Tuesday, November 30, 2010

Fear Itself

While writing my paper I have come across a question that I hope you fine folks can help me with. My paper aims to argue that Marcus in Little Brother is actually a terrorist and I have found ample evidence to support this. However, I wonder if you personally would still consider someone a terrorist if their actions were terrorist like in nature, but this was not their original intent.
For example, Marcus only wants to prove that the Department of Homeland Security is flawed and immoral. He attempts to achieve this, however, through a series of pranks that are ultimately more harmful then anticipated. Since very few people are actually aware of his purpose, they become afraid of what is happening and link his actions to terrorism. So his original intent is misunderstood and has unforeseen consequences. Does that mean he should still be considered a terrorist?


Tristram said...

Good question. My only explanation would be that his actions did cause terror even if that wasn't his original intent. Hes a misunderstood terrorist.
Another way to look at his actions is to ask whether he means to terrorize Homeland Security or simply show they are immoral. He may not want to strike terror in society, but what about terrorizing DHS for its actions? Sorry if this is not much help, but good luck with the paper.

Laura said...

I am sure there are some people out there who commit terrorist acts just for the reaction, but most people who gain recognition as a terrorist have some sort of statement to make, as did Marcus. Technically, I think all terrorists could be labeled "misunderstood" to some degree. It all depends on whether you support their cause and/or methods. If someone is convinced that Americans are all bad people, all problems stem from America, and the killing of Americans will be rewarded, then they may choose to commit such atrocities as we have all seen, yet they, personally, feel they are just in their actions.
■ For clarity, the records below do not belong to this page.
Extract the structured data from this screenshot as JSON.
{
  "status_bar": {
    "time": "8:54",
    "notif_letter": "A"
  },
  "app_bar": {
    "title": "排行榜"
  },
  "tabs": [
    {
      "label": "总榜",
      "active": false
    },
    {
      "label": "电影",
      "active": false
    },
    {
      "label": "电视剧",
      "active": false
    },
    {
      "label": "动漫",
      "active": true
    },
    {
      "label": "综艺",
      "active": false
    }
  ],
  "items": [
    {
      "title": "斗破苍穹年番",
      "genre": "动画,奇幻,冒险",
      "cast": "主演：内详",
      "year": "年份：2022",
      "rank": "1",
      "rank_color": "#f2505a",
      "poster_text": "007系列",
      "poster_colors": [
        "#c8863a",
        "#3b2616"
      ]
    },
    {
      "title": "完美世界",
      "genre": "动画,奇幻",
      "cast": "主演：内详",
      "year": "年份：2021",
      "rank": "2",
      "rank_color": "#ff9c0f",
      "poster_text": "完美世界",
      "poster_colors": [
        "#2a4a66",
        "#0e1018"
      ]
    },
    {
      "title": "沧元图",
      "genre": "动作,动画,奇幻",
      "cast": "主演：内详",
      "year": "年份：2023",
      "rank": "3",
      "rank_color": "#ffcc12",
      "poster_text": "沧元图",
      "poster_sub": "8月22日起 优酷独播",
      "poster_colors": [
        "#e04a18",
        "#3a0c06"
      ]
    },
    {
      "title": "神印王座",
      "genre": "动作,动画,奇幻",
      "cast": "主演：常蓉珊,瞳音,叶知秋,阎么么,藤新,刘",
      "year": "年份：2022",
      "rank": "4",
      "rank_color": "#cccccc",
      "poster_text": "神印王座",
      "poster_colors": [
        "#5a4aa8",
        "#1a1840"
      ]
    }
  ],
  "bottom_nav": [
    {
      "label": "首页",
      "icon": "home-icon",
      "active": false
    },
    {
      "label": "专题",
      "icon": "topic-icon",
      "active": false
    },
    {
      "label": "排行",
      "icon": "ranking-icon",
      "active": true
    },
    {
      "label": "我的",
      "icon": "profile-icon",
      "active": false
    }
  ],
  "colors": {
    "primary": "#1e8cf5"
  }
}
Now, Marcus has targeted the DHS, and his methods are not nearly so lethal as what we have come to term terrorism, but he still causes mayhem in the lives of "innocents" just to make himself a more formidable opponent to his targeted enemy, the DHS. I am not making any claims as to his course of action being right or wrong, but I am saying that morality is relative. What is outwardly seen as terrorism, is vindication in the eyes of the terrorist(s).

What I find particularly interesting about the nature of terrorism is that it doesn't really seem to achieve its goal. In fact, it makes things harder on those who committed the acts because their malicious means beget stronger opposition. Marcus' case could have been brought to light by the journalist without him having to sabotage civilians in the meantime.

Ernest said...

I have issues with the term terrorism because it is such a nebulous thing and I'm not sure that there is an official definition that matches all of the various connotations that people have developed.
Marcus probably fits the basic meaning of the word in that he sparks fear* within a population. I don't think a lot of people would consider him a terrorist, though. He's a middle class white male who is fighting for truth and justice and the American Way(R); his profile screams the opposite of terrorist.
I guess my short answer is: maybe he is. Which is a totally unhelpful answer, but terrorism is hard for me to define. If he had failed at uncovering what the DHS had done or actually killed people, it might be easier to answer. As it stands now, I think it would be more apt to call him a popular upstart.

*I use fear here because terror is such a melodramatic word in this context that I couldn't bring myself to type it.

Mark Penner said...

This topic has particular resonance at the moment given the recent wikileaks scandal with Julian Assange. Princeton defines a terrorist as a person who is "a radical who employs terror as a political weapon." Using this definition I would argue that neither Marcus nor Assange are terrorists. It might be more accurate to describe them as anarcho-dissidents or some similar phrase.